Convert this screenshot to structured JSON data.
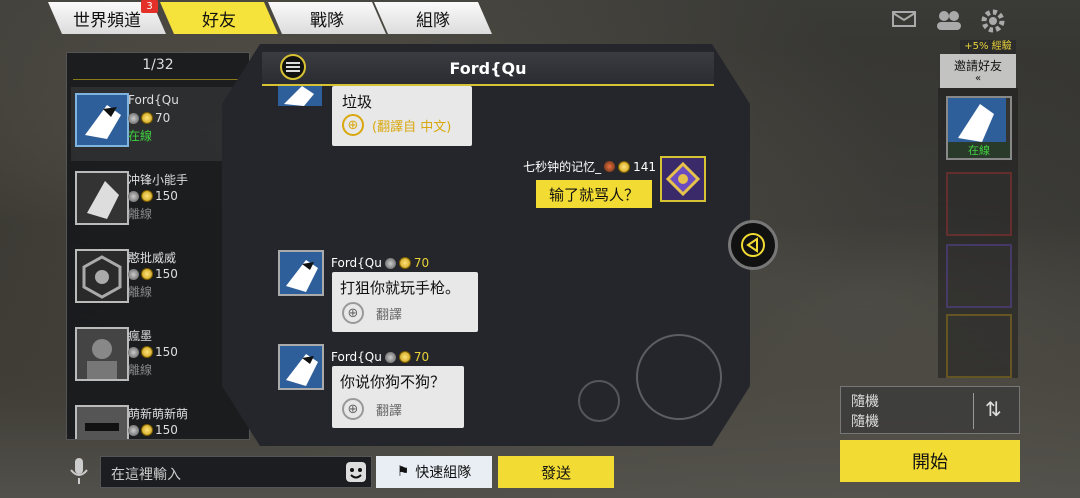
{
  "tabs": [
    {
      "label": "世界頻道",
      "badge": "3"
    },
    {
      "label": "好友"
    },
    {
      "label": "戰隊"
    },
    {
      "label": "組隊"
    }
  ],
  "friends": {
    "count": "1/32",
    "items": [
      {
        "name": "Ford{Qu",
        "level": "70",
        "status": "在線"
      },
      {
        "name": "冲锋小能手",
        "level": "150",
        "status": "離線"
      },
      {
        "name": "憨批威威",
        "level": "150",
        "status": "離線"
      },
      {
        "name": "瘋墨",
        "level": "150",
        "status": "離線"
      },
      {
        "name": "萌新萌新萌",
        "level": "150",
        "status": ""
      }
    ]
  },
  "chat": {
    "title": "Ford{Qu",
    "messages": [
      {
        "text": "垃圾",
        "translate": "(翻譯自 中文)"
      },
      {
        "sender": "七秒钟的记忆_",
        "level": "141",
        "text": "输了就骂人？"
      },
      {
        "sender": "Ford{Qu",
        "level": "70",
        "text": "打狙你就玩手枪。",
        "translate": "翻譯"
      },
      {
        "sender": "Ford{Qu",
        "level": "70",
        "text": "你说你狗不狗？",
        "translate": "翻譯"
      }
    ]
  },
  "right": {
    "exp": "+5% 經驗",
    "invite": "邀請好友",
    "online": "在線"
  },
  "mode": {
    "line1": "隨機",
    "line2": "隨機"
  },
  "start": "開始",
  "input": {
    "placeholder": "在這裡輸入"
  },
  "quick_team": "快速組隊",
  "send": "發送",
  "colors": {
    "accent": "#f2dc33",
    "online": "#3fd13f",
    "offline": "#888888"
  }
}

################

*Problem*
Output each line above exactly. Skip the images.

*Finished exercise*
Convert this screenshot to structured JSON data.
{
  "tabs": [
    {
      "label": "世界頻道",
      "badge": "3"
    },
    {
      "label": "好友"
    },
    {
      "label": "戰隊"
    },
    {
      "label": "組隊"
    }
  ],
  "friends": {
    "count": "1/32",
    "items": [
      {
        "name": "Ford{Qu",
        "level": "70",
        "status": "在線"
      },
      {
        "name": "冲锋小能手",
        "level": "150",
        "status": "離線"
      },
      {
        "name": "憨批威威",
        "level": "150",
        "status": "離線"
      },
      {
        "name": "瘋墨",
        "level": "150",
        "status": "離線"
      },
      {
        "name": "萌新萌新萌",
        "level": "150",
        "status": ""
      }
    ]
  },
  "chat": {
    "title": "Ford{Qu",
    "messages": [
      {
        "text": "垃圾",
        "translate": "(翻譯自 中文)"
      },
      {
        "sender": "七秒钟的记忆_",
        "level": "141",
        "text": "输了就骂人？"
      },
      {
        "sender": "Ford{Qu",
        "level": "70",
        "text": "打狙你就玩手枪。",
        "translate": "翻譯"
      },
      {
        "sender": "Ford{Qu",
        "level": "70",
        "text": "你说你狗不狗？",
        "translate": "翻譯"
      }
    ]
  },
  "right": {
    "exp": "+5% 經驗",
    "invite": "邀請好友",
    "online": "在線"
  },
  "mode": {
    "line1": "隨機",
    "line2": "隨機"
  },
  "start": "開始",
  "input": {
    "placeholder": "在這裡輸入"
  },
  "quick_team": "快速組隊",
  "send": "發送",
  "colors": {
    "accent": "#f2dc33",
    "online": "#3fd13f",
    "offline": "#888888"
  }
}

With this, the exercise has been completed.